Leo Varadkar’s government has seen far fewer cases as a result of their first shutdown measures, which came far before ours.
Some analysts now believe that this early intervention has helped stop the spread of the coronavirus – but experts are divided on the impact.
By last night Ireland had reported 10,647 cases of Covid-19 and just 365 deaths.
That works out at around seven per 100,000 of the population.
However, Britain had reported 11,329 deaths, nearly 17 per 100,000 of the population.
Britain has around 30 times more deaths than the UK does – but has a far bigger population.
When Ireland was reported to have shut its schools on March 12, Downing Street said at the time: “We follow our own advice, they will do the same.”
Just a week later on March 18, Boris Johnson followed suit.
But a full lockdown was not put in place until March 23 – weeks after Ireland had put theirs in place on March 15.
Ireland is testing more people as a proportion of their population than the UK is.
On Saturday it processed nearly 8,000 tests, but the UK, which has a population ten times the size of Ireland’s, processed 18,000.
Neither country has yet run out of hospital capacity after it was ramped up following the country’s outbreak.
Officials were asked at last night’s press conference whether we should have gone further, sooner, like many other countries have done.
Sir Patrick Vallance, the government’s chief scientific adviser, said we would have to wait to find out.
He said: “We have a long way to go yet in this disease. It is still new.”
He added: “There’s a lot to learn from other countries about what we need to do and we’re looking at them very closely for what they plan to do on lockdown measures.”
And Dominic Raab told the nation: “We will continue to monitor what’s going on in other countries and make sure we feed that into what we’re doing here.”
Experts said it was too early to tell whether Ireland’s approach had saved lives, or just delayed them.
If Ireland choose to end their lockdown earlier than the rest of the UK, they could risk a second peak as is being reported in areas of Asia at the moment.
Writer and researcher Dr Elaine Doyle wrote a series of tweets comparing the two approaches, and said: ““While Boris [Johnson] was telling the British people to wash their hands, our taoiseach was closing the schools.

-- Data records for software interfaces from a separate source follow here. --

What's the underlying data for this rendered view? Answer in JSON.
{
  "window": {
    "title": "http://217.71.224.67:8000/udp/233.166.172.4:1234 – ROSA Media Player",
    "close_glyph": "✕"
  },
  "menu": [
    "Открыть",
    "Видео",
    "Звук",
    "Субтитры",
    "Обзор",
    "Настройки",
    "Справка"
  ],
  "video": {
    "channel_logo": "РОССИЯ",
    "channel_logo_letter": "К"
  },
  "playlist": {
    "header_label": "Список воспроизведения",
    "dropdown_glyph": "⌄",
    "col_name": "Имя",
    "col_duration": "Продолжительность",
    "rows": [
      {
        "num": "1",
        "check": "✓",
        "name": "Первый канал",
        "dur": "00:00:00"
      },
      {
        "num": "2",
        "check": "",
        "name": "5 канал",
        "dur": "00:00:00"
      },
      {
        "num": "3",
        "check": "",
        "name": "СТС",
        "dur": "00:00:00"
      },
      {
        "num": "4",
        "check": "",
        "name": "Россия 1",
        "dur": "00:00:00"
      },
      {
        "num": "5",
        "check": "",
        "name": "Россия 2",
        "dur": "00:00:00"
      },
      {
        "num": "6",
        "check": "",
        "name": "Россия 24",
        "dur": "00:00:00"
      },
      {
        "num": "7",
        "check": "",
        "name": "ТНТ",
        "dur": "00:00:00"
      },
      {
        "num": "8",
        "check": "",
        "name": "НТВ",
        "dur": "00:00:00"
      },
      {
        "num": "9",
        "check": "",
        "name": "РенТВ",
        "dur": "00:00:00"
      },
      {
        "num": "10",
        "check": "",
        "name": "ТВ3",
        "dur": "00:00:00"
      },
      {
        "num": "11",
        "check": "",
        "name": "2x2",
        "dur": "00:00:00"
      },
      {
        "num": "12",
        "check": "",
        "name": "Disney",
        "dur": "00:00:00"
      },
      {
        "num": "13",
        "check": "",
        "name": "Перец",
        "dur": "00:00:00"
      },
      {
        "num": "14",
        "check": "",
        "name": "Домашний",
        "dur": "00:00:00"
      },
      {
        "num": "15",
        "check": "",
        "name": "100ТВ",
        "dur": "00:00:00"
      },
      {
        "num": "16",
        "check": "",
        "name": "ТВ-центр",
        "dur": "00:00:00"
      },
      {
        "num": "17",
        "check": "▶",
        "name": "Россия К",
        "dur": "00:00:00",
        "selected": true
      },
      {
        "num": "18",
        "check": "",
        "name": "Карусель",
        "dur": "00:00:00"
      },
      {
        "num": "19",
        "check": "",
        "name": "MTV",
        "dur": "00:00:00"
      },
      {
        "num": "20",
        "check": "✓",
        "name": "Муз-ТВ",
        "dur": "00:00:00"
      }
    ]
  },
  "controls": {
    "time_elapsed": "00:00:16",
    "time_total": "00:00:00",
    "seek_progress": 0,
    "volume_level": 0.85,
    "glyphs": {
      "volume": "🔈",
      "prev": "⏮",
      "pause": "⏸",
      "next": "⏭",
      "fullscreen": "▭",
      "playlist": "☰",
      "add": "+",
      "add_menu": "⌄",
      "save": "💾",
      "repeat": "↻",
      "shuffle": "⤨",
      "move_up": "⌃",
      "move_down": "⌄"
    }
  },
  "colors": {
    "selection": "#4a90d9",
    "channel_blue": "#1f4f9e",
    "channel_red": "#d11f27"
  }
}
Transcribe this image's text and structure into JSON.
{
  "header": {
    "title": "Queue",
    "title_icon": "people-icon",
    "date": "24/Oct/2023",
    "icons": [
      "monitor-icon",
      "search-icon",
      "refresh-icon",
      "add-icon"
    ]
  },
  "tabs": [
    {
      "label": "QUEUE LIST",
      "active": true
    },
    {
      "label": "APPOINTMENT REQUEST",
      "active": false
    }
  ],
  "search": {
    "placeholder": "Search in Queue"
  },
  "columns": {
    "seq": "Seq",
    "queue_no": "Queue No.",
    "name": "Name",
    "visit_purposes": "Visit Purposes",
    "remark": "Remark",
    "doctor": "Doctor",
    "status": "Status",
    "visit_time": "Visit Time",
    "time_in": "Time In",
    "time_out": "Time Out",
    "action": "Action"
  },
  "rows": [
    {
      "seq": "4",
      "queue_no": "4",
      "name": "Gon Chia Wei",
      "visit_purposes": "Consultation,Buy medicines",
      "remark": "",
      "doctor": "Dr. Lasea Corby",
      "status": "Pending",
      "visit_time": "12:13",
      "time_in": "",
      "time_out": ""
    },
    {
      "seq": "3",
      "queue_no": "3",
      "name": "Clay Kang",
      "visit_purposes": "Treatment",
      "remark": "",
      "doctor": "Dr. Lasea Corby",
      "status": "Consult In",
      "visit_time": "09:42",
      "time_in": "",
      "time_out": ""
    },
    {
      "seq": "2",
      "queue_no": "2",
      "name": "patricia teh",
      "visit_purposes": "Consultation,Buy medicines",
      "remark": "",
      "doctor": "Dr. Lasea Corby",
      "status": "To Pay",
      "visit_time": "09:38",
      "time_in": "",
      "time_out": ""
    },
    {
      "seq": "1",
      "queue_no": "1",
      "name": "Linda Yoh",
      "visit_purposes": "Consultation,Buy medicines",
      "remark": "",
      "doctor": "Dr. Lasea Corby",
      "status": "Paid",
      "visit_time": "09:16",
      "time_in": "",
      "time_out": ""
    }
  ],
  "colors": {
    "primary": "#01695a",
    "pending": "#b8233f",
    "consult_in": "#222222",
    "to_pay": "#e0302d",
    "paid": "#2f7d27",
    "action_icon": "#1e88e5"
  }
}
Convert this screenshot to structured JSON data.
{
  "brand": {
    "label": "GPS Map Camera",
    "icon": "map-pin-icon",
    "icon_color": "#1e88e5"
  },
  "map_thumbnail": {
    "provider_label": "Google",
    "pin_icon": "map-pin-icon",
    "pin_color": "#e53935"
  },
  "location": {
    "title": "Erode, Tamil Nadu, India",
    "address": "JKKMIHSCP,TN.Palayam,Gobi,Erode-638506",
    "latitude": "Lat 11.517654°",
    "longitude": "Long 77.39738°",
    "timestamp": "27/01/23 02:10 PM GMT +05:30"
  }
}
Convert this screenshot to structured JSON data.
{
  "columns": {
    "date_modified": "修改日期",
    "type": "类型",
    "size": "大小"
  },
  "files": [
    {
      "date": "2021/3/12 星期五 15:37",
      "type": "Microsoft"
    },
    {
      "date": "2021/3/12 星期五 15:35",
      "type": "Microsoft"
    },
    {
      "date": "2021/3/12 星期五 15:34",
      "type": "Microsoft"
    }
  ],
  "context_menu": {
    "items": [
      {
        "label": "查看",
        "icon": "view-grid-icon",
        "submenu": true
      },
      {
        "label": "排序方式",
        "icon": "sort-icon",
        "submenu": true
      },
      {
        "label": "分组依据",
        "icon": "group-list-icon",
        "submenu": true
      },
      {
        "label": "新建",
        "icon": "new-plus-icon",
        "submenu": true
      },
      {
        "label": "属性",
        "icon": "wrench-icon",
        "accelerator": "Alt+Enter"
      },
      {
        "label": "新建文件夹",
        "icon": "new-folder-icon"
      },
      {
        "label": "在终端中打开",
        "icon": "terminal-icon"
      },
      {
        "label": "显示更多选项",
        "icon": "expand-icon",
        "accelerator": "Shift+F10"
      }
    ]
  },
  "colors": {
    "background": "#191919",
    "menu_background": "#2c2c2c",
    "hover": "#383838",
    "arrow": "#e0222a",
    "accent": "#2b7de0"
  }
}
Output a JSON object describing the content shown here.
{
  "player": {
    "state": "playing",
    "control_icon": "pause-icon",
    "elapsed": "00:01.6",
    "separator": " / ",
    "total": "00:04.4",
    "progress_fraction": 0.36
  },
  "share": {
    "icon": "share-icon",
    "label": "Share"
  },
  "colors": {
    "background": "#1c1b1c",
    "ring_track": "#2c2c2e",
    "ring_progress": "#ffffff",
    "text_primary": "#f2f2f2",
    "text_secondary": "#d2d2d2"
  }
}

“While Cheltenham was going ahead, and over 250,000 people were gathering in what would have been a massive super-spreader event, Ireland had cancelled St Patrick’s Day.”
Dr William Hanage, an associate professor of epidemiology at Harvard University, told the Guardian that it “remains to see how this will all pan out”.
But he added:
“The resulting surge can reasonably be expected to have been more severe than it would have been otherwise.”